He returned to Ghana in 1952 and traveled to the United Kingdom the next year to further his education. While in the U.K., he enrolled at the Birmingham College of Technology, Aston College in Birmingham (now Aston University) and Chambers College in London. He had to tell a lie at one point that he was an Ashanti prince in order to enroll. The college did not want to enroll students who had to work to pay their tuition. His father was a blacksmith.

A certificate given to Annan by the School of Pharmacy in 1998 for his contribution to the field in Liberia

Annan returned to Liberia in 1958 naturalized and was registered as a pharmacist by the Liberia Medical Board. By 1960, he established the City Drug Store, which he later named the A and A Medicine Store on Camp Johnson Road in Monrovia with branches other parts of the country.

In addition to all these ties, it was his relationship with Mary Maurice that deepened his relationship with Liberia. She was a cosmetology teacher with the Ministry of Education. She predeceased him in 1997. They had one child, Mitchell. Annan had had another son in Liberia, Winslow Sr., who also predeceased him in 2009. He also had a daughter in Ghana, Salomy.

On his wedding to Mary in 1962 at the St. Thomas Episcopal Church, President Tubman gave the newlyweds a   presidential treat by allowing his motorcade to ride in their matrimonial convoy. He often said Mary “won the golden trouble”.

Following the civil war in 1990, Annan fled Liberia for Ghana and returned in 1991 when the war subsided. He would leave whenever a war broke out and come back when it subsided. On his last return to Liberia in 2004, he told his family and neighbors in Tweh-Johnsonville— along the James Spriggs Payne Airfield, where he had moved his family since 1989— “I have come back to work.” He was 81 then.

Between the 1990s and the early 2000s, Annan opened a laboratory at his Tweh-Johnsonville home, producing all sorts of pharmaceuticals, including S.S. Ointment and Fungicidal, two of his best products he sold to pharmacies and drug stores across the country.
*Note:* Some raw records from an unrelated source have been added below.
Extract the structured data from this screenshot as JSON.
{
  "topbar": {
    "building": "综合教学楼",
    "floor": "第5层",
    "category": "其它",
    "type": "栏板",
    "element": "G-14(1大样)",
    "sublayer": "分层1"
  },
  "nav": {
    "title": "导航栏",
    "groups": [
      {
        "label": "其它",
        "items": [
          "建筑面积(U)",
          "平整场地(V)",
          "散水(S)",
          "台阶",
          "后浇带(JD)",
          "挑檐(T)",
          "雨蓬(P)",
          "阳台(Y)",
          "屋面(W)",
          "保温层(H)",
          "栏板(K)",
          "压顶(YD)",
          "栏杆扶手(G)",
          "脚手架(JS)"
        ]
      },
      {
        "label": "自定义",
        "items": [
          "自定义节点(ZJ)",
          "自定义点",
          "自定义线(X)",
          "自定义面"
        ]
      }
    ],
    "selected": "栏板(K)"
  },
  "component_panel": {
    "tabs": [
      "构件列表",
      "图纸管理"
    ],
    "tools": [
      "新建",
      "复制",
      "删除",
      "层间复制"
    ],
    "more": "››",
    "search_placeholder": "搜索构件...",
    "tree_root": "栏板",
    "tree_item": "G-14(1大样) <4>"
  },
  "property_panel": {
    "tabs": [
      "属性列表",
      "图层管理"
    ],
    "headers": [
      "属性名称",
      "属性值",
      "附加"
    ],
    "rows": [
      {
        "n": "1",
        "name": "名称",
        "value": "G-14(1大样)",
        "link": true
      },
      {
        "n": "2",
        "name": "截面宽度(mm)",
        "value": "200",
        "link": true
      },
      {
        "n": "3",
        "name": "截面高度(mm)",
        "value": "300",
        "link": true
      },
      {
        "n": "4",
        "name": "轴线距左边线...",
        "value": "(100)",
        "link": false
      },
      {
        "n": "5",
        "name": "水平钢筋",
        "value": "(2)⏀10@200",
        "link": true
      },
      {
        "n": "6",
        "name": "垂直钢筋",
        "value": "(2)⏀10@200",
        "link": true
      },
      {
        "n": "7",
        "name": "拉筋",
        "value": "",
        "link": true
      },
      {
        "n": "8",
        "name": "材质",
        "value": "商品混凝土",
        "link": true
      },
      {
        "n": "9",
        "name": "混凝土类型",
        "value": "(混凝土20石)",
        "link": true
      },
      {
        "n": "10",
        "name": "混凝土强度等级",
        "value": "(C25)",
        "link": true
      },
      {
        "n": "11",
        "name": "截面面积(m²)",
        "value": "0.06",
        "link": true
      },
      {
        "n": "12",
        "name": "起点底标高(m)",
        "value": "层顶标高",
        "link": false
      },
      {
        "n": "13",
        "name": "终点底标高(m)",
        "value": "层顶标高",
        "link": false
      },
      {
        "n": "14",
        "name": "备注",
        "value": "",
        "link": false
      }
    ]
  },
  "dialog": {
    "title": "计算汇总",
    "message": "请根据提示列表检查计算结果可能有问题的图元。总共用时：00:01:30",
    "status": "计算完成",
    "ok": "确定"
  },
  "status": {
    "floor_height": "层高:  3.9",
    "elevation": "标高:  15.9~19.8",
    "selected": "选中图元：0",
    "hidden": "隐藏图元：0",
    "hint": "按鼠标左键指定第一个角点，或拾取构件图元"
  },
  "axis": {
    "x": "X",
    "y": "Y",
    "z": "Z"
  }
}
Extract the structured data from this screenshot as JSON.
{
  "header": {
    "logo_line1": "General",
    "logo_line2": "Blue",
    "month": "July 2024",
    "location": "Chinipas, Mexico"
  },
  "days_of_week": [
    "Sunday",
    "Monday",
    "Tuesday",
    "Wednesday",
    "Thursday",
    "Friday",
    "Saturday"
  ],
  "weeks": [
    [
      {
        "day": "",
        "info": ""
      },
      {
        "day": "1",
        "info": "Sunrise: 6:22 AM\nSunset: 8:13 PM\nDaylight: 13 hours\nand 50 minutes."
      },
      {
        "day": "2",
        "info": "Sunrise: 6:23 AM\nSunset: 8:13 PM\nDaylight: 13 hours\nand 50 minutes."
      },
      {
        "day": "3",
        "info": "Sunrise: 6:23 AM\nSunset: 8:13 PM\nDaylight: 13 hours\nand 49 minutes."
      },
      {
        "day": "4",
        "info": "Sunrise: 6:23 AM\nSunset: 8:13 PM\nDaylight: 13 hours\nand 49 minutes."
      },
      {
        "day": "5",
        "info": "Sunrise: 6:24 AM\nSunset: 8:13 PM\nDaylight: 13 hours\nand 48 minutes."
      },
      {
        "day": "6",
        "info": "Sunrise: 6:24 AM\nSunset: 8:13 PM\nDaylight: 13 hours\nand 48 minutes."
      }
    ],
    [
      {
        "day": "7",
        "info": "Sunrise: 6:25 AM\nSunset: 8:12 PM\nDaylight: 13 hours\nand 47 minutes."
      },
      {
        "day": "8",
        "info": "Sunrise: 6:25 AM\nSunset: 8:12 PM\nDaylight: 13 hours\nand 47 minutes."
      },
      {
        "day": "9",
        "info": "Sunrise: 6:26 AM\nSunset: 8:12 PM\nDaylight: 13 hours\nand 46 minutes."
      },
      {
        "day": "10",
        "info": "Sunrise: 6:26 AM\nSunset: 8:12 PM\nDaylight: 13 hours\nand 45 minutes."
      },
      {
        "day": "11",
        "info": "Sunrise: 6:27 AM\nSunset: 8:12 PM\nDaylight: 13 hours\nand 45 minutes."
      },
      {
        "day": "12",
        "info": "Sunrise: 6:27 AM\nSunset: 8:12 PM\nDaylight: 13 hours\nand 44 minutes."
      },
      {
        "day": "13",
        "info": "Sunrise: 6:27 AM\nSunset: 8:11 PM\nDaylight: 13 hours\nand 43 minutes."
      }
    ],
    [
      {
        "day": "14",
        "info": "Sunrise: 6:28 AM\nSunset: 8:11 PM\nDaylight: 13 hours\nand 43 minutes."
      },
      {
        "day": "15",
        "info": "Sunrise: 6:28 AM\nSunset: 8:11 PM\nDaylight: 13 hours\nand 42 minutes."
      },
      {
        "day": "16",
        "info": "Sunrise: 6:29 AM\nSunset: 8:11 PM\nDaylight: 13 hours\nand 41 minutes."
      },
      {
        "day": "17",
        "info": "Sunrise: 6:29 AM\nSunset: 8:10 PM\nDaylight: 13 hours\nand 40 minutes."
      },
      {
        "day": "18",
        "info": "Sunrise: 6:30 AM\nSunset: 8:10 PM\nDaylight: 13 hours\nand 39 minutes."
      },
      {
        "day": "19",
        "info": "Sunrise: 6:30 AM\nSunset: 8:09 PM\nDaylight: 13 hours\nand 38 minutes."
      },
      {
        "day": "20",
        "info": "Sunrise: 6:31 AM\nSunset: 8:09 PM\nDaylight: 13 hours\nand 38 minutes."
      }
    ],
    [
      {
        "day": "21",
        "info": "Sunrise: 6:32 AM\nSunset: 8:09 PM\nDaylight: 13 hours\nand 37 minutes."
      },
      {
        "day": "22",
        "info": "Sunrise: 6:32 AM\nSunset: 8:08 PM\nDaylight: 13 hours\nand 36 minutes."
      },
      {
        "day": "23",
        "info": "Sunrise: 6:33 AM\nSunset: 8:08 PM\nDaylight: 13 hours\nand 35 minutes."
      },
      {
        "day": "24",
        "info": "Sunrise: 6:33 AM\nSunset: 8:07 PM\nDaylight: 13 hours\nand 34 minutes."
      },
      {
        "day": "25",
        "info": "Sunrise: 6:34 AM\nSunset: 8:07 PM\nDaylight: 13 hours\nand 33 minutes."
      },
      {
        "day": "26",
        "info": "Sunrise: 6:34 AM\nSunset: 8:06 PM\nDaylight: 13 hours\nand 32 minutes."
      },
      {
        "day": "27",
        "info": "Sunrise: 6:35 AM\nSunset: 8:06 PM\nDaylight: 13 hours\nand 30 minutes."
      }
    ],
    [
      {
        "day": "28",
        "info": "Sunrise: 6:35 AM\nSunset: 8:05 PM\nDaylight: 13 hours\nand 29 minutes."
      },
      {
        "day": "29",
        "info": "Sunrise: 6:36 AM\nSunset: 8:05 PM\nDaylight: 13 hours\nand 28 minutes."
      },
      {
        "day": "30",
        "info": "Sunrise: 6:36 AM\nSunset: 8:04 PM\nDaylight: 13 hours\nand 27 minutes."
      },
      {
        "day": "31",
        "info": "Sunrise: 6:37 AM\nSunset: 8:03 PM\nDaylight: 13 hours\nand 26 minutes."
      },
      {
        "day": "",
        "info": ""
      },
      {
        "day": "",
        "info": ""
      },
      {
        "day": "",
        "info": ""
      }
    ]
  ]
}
Annan was a devoted Christian, having been baptized at the Western Methodist Church before his first birthday on May 12, 1924. He was a member of the Eliza Turner A.M.E. in Monrovia, honored as Special Father of the Year 1992/1993. He had volunteered as chemistry teacher at Monrovia College, a high school run by the A.M.E. Church, in the 1960s.